Tuesday, 9 October 2018

Tenants'/Residents' Associations:Get Recognised: New Laws

This is for tenants in England. It's one thing to have a tenants' (sometimes called a residents') association to keep the landlord in check - so long as you aren't saddled with being its secretary! It's another to be recognised because recognition brings additional rights. A recognised association can appoint a surveyor to advise on any matter relating to the service charge payable to the landlord. That surveyor can inspect and copy relevant documents held by the landlord. And the association's secretary can ask the landlord for summaries of service charge costs and insurance cover, inspect service charge accounts and receipts and ask to be consulted about the appointment or reappointment of the dreaded managing agents.  

How do you get to be recognised? Either by the landlord confirming in writing that they recognise the association or by applying to the first tier tribunal (property chamber) for a recognition certificate. But a minimum number of tenants must ask for recognition. That minimum must be 60% of those who qualify (generally, those with long leases who have to pay a variable service charge). As from 01 November 2018, the 60% is reducing to 50%. However there have been tribunal cases in which recognition has been given to less than the current 60% so it is not beyond the realms of possibility that in future less than 50% could score but there would have to be very good reason for it.

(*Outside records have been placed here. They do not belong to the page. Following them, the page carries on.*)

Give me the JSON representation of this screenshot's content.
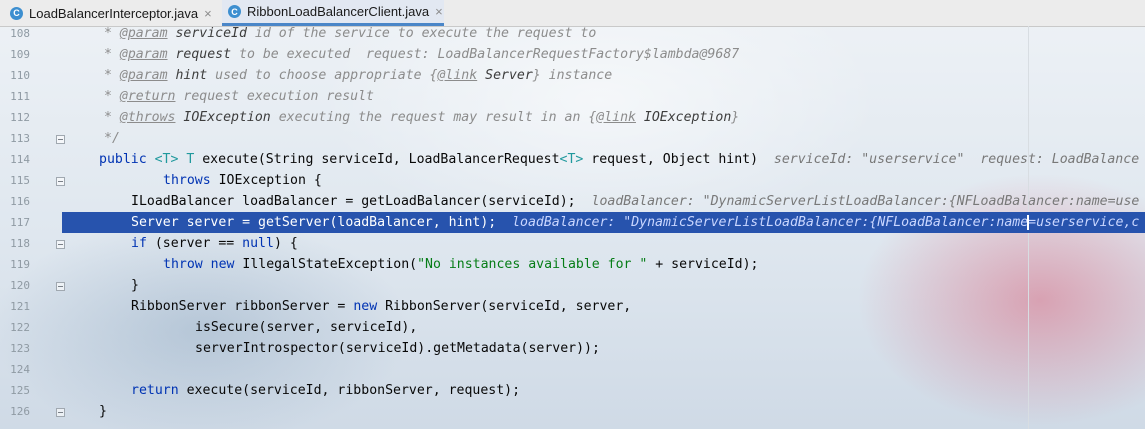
{
  "tabs": [
    {
      "icon": "C",
      "label": "LoadBalancerInterceptor.java",
      "close": "×"
    },
    {
      "icon": "C",
      "label": "RibbonLoadBalancerClient.java",
      "close": "×"
    }
  ],
  "line_numbers": [
    "108",
    "109",
    "110",
    "111",
    "112",
    "113",
    "114",
    "115",
    "116",
    "117",
    "118",
    "119",
    "120",
    "121",
    "122",
    "123",
    "124",
    "125",
    "126"
  ],
  "code": {
    "l108": {
      "a": "* ",
      "b": "@param",
      "c": " serviceId",
      "d": " id of the service to execute the request to"
    },
    "l109": {
      "a": "* ",
      "b": "@param",
      "c": " request",
      "d": " to be executed  request: LoadBalancerRequestFactory$lambda@9687"
    },
    "l110": {
      "a": "* ",
      "b": "@param",
      "c": " hint",
      "d": " used to choose appropriate {",
      "e": "@link",
      "f": " Server",
      "g": "} instance"
    },
    "l111": {
      "a": "* ",
      "b": "@return",
      "d": " request execution result"
    },
    "l112": {
      "a": "* ",
      "b": "@throws",
      "c": " IOException",
      "d": " executing the request may result in an {",
      "e": "@link",
      "f": " IOException",
      "g": "}"
    },
    "l113": {
      "a": "*/"
    },
    "l114": {
      "kw": "public",
      "g1": " <T>",
      "g2": " T",
      "rest": " execute(String serviceId, LoadBalancerRequest",
      "g3": "<T>",
      "rest2": " request, Object hint)",
      "hint": "  serviceId: \"userservice\"  request: LoadBalance"
    },
    "l115": {
      "kw": "throws",
      "rest": " IOException {"
    },
    "l116": {
      "rest": "ILoadBalancer loadBalancer = getLoadBalancer(serviceId);",
      "hint": "  loadBalancer: \"DynamicServerListLoadBalancer:{NFLoadBalancer:name=use"
    },
    "l117": {
      "rest": "Server server = getServer(loadBalancer, hint);",
      "hint": "  loadBalancer: \"DynamicServerListLoadBalancer:{NFLoadBalancer:name=userservice,c"
    },
    "l118": {
      "kw": "if",
      "rest": " (server == ",
      "kw2": "null",
      "rest2": ") {"
    },
    "l119": {
      "kw": "throw new",
      "rest": " IllegalStateException(",
      "str": "\"No instances available for \"",
      "rest2": " + serviceId);"
    },
    "l120": {
      "rest": "}"
    },
    "l121": {
      "rest": "RibbonServer ribbonServer = ",
      "kw": "new",
      "rest2": " RibbonServer(serviceId, server,"
    },
    "l122": {
      "rest": "isSecure(server, serviceId),"
    },
    "l123": {
      "rest": "serverIntrospector(serviceId).getMetadata(server));"
    },
    "l124": {
      "rest": ""
    },
    "l125": {
      "kw": "return",
      "rest": " execute(serviceId, ribbonServer, request);"
    },
    "l126": {
      "rest": "}"
    }
  },
  "colors": {
    "highlight_line": "#2753ad",
    "keyword": "#0033b3",
    "string": "#067d17",
    "generic": "#20999d",
    "comment": "#8c8c8c"
  }
}
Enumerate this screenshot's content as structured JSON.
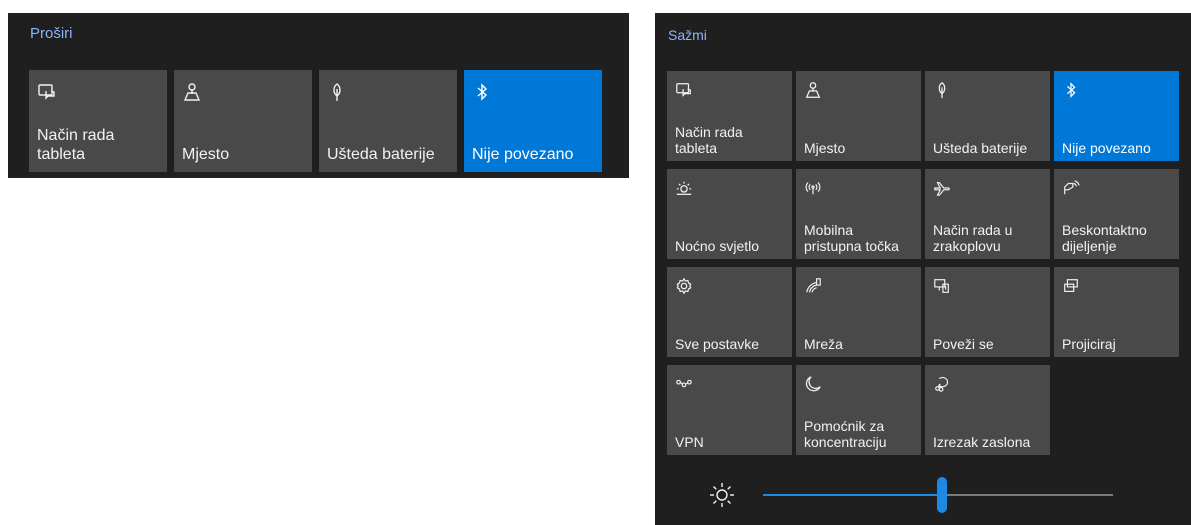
{
  "collapsed": {
    "toggle_label": "Proširi",
    "tiles": [
      {
        "label": "Način rada\ntableta",
        "icon": "tablet-mode-icon",
        "active": false
      },
      {
        "label": "Mjesto",
        "icon": "location-icon",
        "active": false
      },
      {
        "label": "Ušteda baterije",
        "icon": "battery-saver-icon",
        "active": false
      },
      {
        "label": "Nije povezano",
        "icon": "bluetooth-icon",
        "active": true
      }
    ]
  },
  "expanded": {
    "toggle_label": "Sažmi",
    "tiles": [
      {
        "label": "Način rada\ntableta",
        "icon": "tablet-mode-icon",
        "active": false
      },
      {
        "label": "Mjesto",
        "icon": "location-icon",
        "active": false
      },
      {
        "label": "Ušteda baterije",
        "icon": "battery-saver-icon",
        "active": false
      },
      {
        "label": "Nije povezano",
        "icon": "bluetooth-icon",
        "active": true
      },
      {
        "label": "Noćno svjetlo",
        "icon": "night-light-icon",
        "active": false
      },
      {
        "label": "Mobilna\npristupna točka",
        "icon": "mobile-hotspot-icon",
        "active": false
      },
      {
        "label": "Način rada u\nzrakoplovu",
        "icon": "airplane-mode-icon",
        "active": false
      },
      {
        "label": "Beskontaktno\ndijeljenje",
        "icon": "nearby-sharing-icon",
        "active": false
      },
      {
        "label": "Sve postavke",
        "icon": "settings-gear-icon",
        "active": false
      },
      {
        "label": "Mreža",
        "icon": "network-icon",
        "active": false
      },
      {
        "label": "Poveži se",
        "icon": "connect-icon",
        "active": false
      },
      {
        "label": "Projiciraj",
        "icon": "project-icon",
        "active": false
      },
      {
        "label": "VPN",
        "icon": "vpn-icon",
        "active": false
      },
      {
        "label": "Pomoćnik za\nkoncentraciju",
        "icon": "focus-assist-moon-icon",
        "active": false
      },
      {
        "label": "Izrezak zaslona",
        "icon": "screen-snip-icon",
        "active": false
      }
    ],
    "brightness": {
      "icon": "brightness-sun-icon",
      "value_fraction": 0.51
    }
  },
  "colors": {
    "panel": "#1f1f1f",
    "tile": "#494949",
    "accent": "#0078d7",
    "link": "#8ab4f8"
  }
}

For the change, you can thank (or curse, if you are landlord) the Tenants' Associations (Provisions Relating to Recognition of Information) (England) Regulations 2018 SI/2018/1043.

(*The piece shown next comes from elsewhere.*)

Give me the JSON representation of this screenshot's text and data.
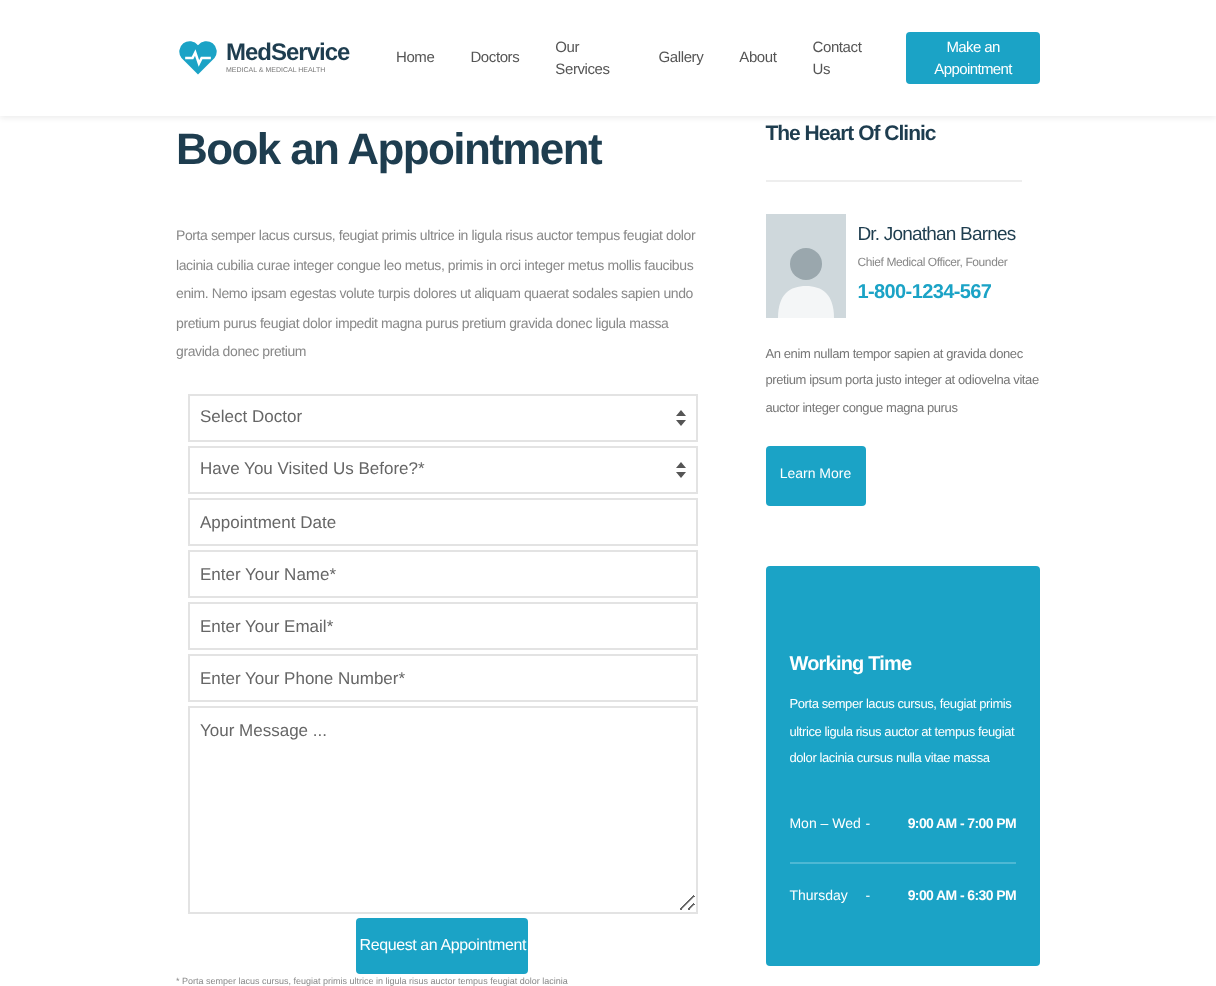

But how do you get to the magic 50%? In large blocks, the occupiers may be elusive or persons to whom the premises have been let by the tenant who holds the main lease. You may not have a clue with whom you should be communicating. Another change here by courtesy of the new regulations. If the landlord is asked to do so in writing by the association's secretary, then they must provide the secretary with contact details of all qualifying tenants - so long as they consent - for the purpose of ascertaining whether they wish to join the association.  

The new regulations  also specify what matters the tribunal should take into account when deciding whether to issue a recognition certificate - or cancel it.

Much more tenant v landlord stuff in Breaking Law